Online Travel Market

The Online Travel Market in Canada: Historical Data and Trends

The Canadian online travel market significantly outperformed the total travel market in Canada during the recession, falling only 2% to $8.5 billion in 2009 versus the total travel market’s 7% decline. Cost-conscious travelers looked harder for bargains and deals online, while offline channels – in particular, traditional travel agencies and travel management companies – experienced a sharper decline, with a dramatic falloff in corporate travel demand.


Online travel crossed the one-third threshold in 2009, accounting for 34% of all travel in Canada. It will continue to gain share as online channels outperform the broad­er market through 2011, climbing 7% in 2010 and 2011, versus 4% annual growth for the total travel market. While online penetration is growing, the rate of penetration is decelerat­ing, signaling a maturing marketplace. Online penetration in Canada is trailing the U.S., where 38% of all travel was booked online in 2009, and is mapping more closely to trends in Europe, where online travel market hit just shy of the one-third mark in 2009.


The Internet is now central to Canadians’ trav­el planning and shopping, but not necessarily buying. Some 83% of Canadian travelers cite websites as their usual travel shopping method, but that affinity doesn’t always convert into online purchasing. More than one third of Canadian travelers usually or exclusively pur­chase offline, compared to just 18% of U.S. travelers.


Despite the growth of online travel in Canada, offline and travel agency channels continue to play important roles in leisure travel distribu­tion. One driver is the much higher incidence of packaged travel purchasing in Canada. Although consumers often research packages online, they are still sold predominantly via brick-and-mortar travel agencies. In fact, 27% of Canadian travelers say they usually book through traditional travel agencies, compared to just 13% of U.S. travelers. Another factor behind the higher incidence of offline purchas­ing is the highly fragmented Canadian lodging sector, which is again more akin to Europe than the U.S. A majority of Canada’s hotels are independent (not affiliated with a chain), and the market has a much higher incidence of direct-to-property bookings. Canadian travelers may shop online, but they are multi-channel purchasers.

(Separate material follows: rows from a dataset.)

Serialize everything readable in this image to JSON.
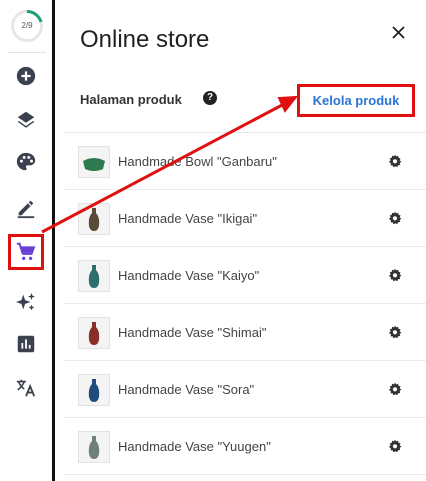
{
  "rail": {
    "progress_text": "2/9",
    "progress_fraction": 0.22,
    "items": [
      {
        "icon": "add-circle-icon"
      },
      {
        "icon": "layers-icon"
      },
      {
        "icon": "palette-icon"
      },
      {
        "icon": "edit-icon"
      },
      {
        "icon": "cart-icon",
        "active": true
      },
      {
        "icon": "sparkle-icon"
      },
      {
        "icon": "chart-icon"
      },
      {
        "icon": "translate-icon"
      }
    ]
  },
  "panel": {
    "title": "Online store",
    "close_label": "×",
    "section_label": "Halaman produk",
    "help_label": "?",
    "manage_label": "Kelola produk"
  },
  "products": [
    {
      "name": "Handmade Bowl \"Ganbaru\"",
      "thumb_color": "#2d7a4e"
    },
    {
      "name": "Handmade Vase \"Ikigai\"",
      "thumb_color": "#5a4a3a"
    },
    {
      "name": "Handmade Vase \"Kaiyo\"",
      "thumb_color": "#2f6f6b"
    },
    {
      "name": "Handmade Vase \"Shimai\"",
      "thumb_color": "#8a2e28"
    },
    {
      "name": "Handmade Vase \"Sora\"",
      "thumb_color": "#1f4c7a"
    },
    {
      "name": "Handmade Vase \"Yuugen\"",
      "thumb_color": "#6f7f7a"
    }
  ],
  "colors": {
    "accent": "#2b74d9",
    "highlight": "#e01010",
    "cart_active": "#6a3fd8"
  }
}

Air dominates the online travel market in Canada, driven largely by the strong market power of Canada’s near-duopoly of Air Canada and WestJet. Flights represented two thirds of the online leisure/unmanaged business travel market in 2009, versus just 46% of the total travel market. The relatively lower online market share of hotel and pack­age segments is indicative of the lower online penetration of those segments. Hotels and packages accounted for 14% and 12%, respec­tively, of the online travel market, versus 25% and 18% of the total market.